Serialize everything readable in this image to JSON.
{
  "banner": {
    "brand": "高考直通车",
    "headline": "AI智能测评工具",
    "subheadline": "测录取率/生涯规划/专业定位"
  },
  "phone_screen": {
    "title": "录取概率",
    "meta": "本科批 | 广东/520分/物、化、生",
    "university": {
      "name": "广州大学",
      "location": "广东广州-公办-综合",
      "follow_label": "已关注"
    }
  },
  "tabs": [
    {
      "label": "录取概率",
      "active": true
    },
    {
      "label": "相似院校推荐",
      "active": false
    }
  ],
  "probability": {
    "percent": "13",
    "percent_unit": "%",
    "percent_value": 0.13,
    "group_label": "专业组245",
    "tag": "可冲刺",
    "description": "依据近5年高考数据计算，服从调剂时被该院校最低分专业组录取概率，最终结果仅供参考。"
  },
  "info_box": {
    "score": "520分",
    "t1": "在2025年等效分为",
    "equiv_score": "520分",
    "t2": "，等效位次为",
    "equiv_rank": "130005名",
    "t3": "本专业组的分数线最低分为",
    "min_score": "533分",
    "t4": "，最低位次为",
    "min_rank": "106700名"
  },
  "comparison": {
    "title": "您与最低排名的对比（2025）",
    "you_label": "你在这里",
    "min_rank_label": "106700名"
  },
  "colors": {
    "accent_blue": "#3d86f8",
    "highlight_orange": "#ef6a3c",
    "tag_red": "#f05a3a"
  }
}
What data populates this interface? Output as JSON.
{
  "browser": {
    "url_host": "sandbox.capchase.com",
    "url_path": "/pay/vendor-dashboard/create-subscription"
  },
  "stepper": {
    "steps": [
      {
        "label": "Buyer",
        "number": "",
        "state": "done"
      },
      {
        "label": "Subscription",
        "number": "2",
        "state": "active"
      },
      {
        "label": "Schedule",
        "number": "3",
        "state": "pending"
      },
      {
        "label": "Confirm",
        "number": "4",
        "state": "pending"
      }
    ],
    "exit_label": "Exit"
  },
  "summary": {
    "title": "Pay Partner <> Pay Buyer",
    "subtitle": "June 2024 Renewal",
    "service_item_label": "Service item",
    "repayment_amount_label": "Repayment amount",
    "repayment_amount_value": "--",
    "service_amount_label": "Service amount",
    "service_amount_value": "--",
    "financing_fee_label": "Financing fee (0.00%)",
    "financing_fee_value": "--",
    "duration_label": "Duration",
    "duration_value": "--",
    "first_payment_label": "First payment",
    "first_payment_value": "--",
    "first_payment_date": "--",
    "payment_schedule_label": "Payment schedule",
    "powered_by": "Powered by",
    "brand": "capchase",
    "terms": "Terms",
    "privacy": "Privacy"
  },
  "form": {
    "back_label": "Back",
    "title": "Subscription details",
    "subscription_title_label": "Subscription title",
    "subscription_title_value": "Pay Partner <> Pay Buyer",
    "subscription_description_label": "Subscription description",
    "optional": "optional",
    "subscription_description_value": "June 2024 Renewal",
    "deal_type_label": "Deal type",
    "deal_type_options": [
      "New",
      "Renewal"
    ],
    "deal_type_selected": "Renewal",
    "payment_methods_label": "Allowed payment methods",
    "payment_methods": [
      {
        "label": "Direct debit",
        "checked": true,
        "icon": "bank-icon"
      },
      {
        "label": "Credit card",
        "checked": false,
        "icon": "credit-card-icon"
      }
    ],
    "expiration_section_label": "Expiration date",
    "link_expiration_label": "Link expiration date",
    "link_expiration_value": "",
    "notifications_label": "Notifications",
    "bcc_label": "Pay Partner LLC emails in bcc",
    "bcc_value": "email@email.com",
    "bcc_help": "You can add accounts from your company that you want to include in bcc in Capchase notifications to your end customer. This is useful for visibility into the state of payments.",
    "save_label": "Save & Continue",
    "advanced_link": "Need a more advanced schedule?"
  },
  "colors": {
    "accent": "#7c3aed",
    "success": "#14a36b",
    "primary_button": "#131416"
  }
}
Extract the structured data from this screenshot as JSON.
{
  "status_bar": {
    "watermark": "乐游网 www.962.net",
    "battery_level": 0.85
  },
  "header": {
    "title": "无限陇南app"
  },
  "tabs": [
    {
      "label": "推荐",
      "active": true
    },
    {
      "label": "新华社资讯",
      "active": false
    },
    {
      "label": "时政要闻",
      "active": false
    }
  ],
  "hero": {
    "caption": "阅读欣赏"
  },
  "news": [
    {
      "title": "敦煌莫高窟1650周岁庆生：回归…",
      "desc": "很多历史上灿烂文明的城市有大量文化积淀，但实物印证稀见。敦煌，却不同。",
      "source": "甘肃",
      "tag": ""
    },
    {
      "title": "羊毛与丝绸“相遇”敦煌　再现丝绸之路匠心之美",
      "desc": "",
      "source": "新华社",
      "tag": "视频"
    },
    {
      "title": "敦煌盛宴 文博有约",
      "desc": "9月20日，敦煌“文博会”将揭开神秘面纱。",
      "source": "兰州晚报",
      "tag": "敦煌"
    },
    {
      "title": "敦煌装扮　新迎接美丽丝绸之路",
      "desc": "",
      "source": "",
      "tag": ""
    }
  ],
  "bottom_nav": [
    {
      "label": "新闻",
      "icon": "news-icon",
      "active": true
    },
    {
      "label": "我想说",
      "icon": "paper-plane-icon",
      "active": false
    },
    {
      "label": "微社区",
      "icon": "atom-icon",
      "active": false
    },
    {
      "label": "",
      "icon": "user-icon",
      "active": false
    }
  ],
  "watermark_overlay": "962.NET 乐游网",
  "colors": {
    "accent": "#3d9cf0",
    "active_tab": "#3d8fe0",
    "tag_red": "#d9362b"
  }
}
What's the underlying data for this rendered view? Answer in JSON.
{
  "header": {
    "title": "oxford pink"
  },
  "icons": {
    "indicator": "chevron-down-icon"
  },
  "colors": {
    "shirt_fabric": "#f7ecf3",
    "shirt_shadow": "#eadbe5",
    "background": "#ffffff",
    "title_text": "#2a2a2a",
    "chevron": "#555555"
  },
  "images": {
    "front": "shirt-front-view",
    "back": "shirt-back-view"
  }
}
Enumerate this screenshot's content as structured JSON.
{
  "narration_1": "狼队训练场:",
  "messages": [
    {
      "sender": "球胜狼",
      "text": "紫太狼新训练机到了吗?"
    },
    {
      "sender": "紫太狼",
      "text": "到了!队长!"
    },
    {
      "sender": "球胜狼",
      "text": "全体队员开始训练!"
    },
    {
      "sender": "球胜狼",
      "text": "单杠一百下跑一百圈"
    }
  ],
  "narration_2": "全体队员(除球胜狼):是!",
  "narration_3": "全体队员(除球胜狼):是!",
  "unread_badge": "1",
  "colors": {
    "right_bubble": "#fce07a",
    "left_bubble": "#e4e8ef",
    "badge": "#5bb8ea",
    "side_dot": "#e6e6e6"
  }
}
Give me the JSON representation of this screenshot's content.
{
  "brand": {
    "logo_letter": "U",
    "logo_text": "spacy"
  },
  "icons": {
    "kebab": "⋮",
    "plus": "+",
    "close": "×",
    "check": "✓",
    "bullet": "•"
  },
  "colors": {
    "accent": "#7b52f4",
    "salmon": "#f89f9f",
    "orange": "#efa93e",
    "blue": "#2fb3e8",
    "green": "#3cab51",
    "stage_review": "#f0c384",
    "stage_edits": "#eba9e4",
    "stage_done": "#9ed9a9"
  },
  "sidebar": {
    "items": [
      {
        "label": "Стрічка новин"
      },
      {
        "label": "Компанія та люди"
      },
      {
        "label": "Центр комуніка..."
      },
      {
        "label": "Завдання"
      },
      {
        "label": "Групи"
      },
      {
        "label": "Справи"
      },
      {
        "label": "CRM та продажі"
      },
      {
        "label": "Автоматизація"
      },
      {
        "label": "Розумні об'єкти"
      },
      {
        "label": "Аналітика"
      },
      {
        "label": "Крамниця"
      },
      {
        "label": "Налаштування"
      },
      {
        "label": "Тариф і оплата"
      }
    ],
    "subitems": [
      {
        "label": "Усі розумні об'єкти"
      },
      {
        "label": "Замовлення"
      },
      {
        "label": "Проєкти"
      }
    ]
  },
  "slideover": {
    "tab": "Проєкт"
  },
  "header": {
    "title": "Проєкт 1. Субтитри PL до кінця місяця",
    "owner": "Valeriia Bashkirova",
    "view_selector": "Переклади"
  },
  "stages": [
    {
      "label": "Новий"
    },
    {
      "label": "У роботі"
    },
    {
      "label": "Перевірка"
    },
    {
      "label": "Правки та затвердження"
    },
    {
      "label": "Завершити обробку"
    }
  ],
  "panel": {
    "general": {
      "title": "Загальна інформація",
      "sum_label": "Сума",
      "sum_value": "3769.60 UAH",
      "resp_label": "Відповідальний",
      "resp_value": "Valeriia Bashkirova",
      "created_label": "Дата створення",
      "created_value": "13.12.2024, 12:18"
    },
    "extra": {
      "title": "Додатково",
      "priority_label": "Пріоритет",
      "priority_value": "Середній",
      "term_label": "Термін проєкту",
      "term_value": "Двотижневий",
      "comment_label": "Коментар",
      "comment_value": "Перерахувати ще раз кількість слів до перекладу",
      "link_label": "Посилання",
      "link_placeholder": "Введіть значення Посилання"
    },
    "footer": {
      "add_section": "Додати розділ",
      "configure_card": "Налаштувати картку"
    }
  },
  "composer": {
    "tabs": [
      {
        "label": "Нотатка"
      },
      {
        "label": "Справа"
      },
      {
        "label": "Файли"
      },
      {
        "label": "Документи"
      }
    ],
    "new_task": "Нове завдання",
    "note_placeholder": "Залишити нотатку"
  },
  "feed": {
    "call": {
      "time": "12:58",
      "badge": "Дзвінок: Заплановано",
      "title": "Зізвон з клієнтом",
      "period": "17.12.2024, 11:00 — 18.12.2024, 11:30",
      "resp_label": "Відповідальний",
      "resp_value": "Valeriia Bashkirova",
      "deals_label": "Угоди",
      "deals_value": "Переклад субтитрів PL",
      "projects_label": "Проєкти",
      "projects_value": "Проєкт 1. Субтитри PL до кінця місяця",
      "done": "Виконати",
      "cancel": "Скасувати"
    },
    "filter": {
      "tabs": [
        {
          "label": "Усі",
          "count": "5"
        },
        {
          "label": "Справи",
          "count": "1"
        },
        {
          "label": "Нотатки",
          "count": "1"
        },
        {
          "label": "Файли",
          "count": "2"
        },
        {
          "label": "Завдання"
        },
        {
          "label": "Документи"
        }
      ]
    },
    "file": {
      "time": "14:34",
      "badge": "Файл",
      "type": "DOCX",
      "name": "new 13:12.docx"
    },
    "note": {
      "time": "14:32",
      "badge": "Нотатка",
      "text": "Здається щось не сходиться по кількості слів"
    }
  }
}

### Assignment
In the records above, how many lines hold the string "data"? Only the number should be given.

### Written response
3